ﻓﻲ ﻫﺬه اﻷﺛﻨﺎء، ﺷﻜّﻠﺖ اﻟﺸﺎﺋﻌﺎت اﻟﻤﻨﺘﺸﺮة ﻓﻲ ﻇﻞ اﻧﻘﻄﺎع اﻹﻧﺘﺮﻧﺖ ﺗﻬﺪﻳﺪًا ﻟﻠﻤﻨﻈﻤﺎت اﻟﺸﻌﺒﻴﺔ اﻟﺘﻲ ﺗﻜﺎﻓﺢ ﻣﻦ أﺟﻞ ﻣﺤﺎرﺑﺔ اﻟﻤﻌﻠﻮﻣﺎت اﻟﻜﺎذﺑﺔ اﻟﺘﻲ ﻳﺘﻢ ﺗﻨﺎﻗﻠﻬﺎ ﺷﻔﻬﻴﺎً.

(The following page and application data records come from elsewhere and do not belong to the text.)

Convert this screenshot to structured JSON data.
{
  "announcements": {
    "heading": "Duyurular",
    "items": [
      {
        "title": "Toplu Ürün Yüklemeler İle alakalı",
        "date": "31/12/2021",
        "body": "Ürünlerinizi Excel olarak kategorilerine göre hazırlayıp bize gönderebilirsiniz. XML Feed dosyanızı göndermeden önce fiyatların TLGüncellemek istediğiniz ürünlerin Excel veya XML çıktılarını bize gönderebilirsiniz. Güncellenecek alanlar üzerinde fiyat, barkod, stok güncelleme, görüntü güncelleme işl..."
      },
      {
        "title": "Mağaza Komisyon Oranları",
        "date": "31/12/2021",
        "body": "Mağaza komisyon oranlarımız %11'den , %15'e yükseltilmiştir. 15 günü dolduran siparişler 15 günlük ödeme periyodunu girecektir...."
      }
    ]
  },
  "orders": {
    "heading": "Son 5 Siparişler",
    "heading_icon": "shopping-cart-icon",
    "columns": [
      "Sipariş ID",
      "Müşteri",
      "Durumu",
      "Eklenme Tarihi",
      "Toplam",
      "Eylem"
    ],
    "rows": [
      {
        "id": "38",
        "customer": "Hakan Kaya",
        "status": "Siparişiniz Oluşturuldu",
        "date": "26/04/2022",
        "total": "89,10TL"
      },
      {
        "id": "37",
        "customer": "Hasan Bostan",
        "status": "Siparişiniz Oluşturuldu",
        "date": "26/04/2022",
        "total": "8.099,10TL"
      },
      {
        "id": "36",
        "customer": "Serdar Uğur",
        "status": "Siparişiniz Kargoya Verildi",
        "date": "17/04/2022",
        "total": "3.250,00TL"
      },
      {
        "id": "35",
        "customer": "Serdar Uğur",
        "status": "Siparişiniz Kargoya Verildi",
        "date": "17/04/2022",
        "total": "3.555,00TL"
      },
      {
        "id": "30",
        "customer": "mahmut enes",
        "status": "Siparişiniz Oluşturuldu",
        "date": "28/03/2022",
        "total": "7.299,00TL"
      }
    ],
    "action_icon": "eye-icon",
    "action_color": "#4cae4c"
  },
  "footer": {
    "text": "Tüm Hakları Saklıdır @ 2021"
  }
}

ﺗﺘﻤﻴﺰ ﺑﻴﺌﺔ اﻟﻤﻌﻠﻮﻣﺎت اﻟﻔﺮﻳﺪة ﻓﻲ اﻟﺴﻮدان ﺑﻤﺰﻳﺞ ﻳﺠﻤﻊ ﻧﻈﺎم إﻋﻼﻣﻲ ﻳﺤﺎول ﺑﻨﺎء ﺳﻤﻌﺔ ﺟﺪﻳﺮة ﺑﺎﻟﺜﻘﺔ ﺑﻌﺪ ﺳﻨﻮات ﻣﻦ اﻟﺮﻗﺎﺑﺔ، وﻧﻈﺎم ﻗﺎﻧﻮﻧﻲ ﻣﺼﻤﻢ ﻟﻠﺤﺪ ﻣﻦ ﻣﺴﺎﻋﻲ اﻟﻨﻈﺎم اﻹﻋﻼﻣﻲ ﺗﻠﻚ، ﺑﺎﻹﺿﺎﻓﺔ إﱃ ﺷﻌﺐ ﻳﺴﻌﻰ إﱃ زﻳﺎدة اﻟﺪﻳﻤﻘﺮاﻃﻴﺔ واﻟﺘﻤﺜﻴﻞ اﻟﺤﻜﻮﻣﻲ. ﻓﻲ ﺿﻮء اﻟﺼﺮاع اﻟﻤﺴﺘﻤﺮ، ﻻ ﻳﺰال اﻷﻓﻖ اﻟﻘﺮﻳﺐ ﻗﺎﺗﻤﺎ. وﻟﻜﻦ ﻋﲆ اﻟﻤﺪى اﻟﻄﻮﻳﻞ، ﻟﻦ ﺗﺘﻮﻓﺮ ﻧﻘﺎط اﻻﻧﻄﻼق اﻟﻼزﻣﺔ ﻟﺒﻨﺎء دﻳﻤﻘﺮاﻃﻴﺔ ﻣﺮﻧﺔ ﻓﻲ اﻟﺴﻮدان إﻻ ﻣﻦ ﺧﻼل ﺗﺤﻘﻴﻖ أﻛﺒﺮ ﻗﺪر ﻣﻦ اﻟﺸﻔﺎﻓﻴﺔ واﻟﻤﺴﺎءﻟﺔ ﺣﻮل اﻟﺘﺪﻓﻖ اﻟﺤﺮ ﻟﻠﻤﻌﻠﻮﻣﺎت ﺑﺎﻟﺘﺰاﻣﻦ ﻣﻊ وﻗﻒ اﻟﻌﻨﻒ.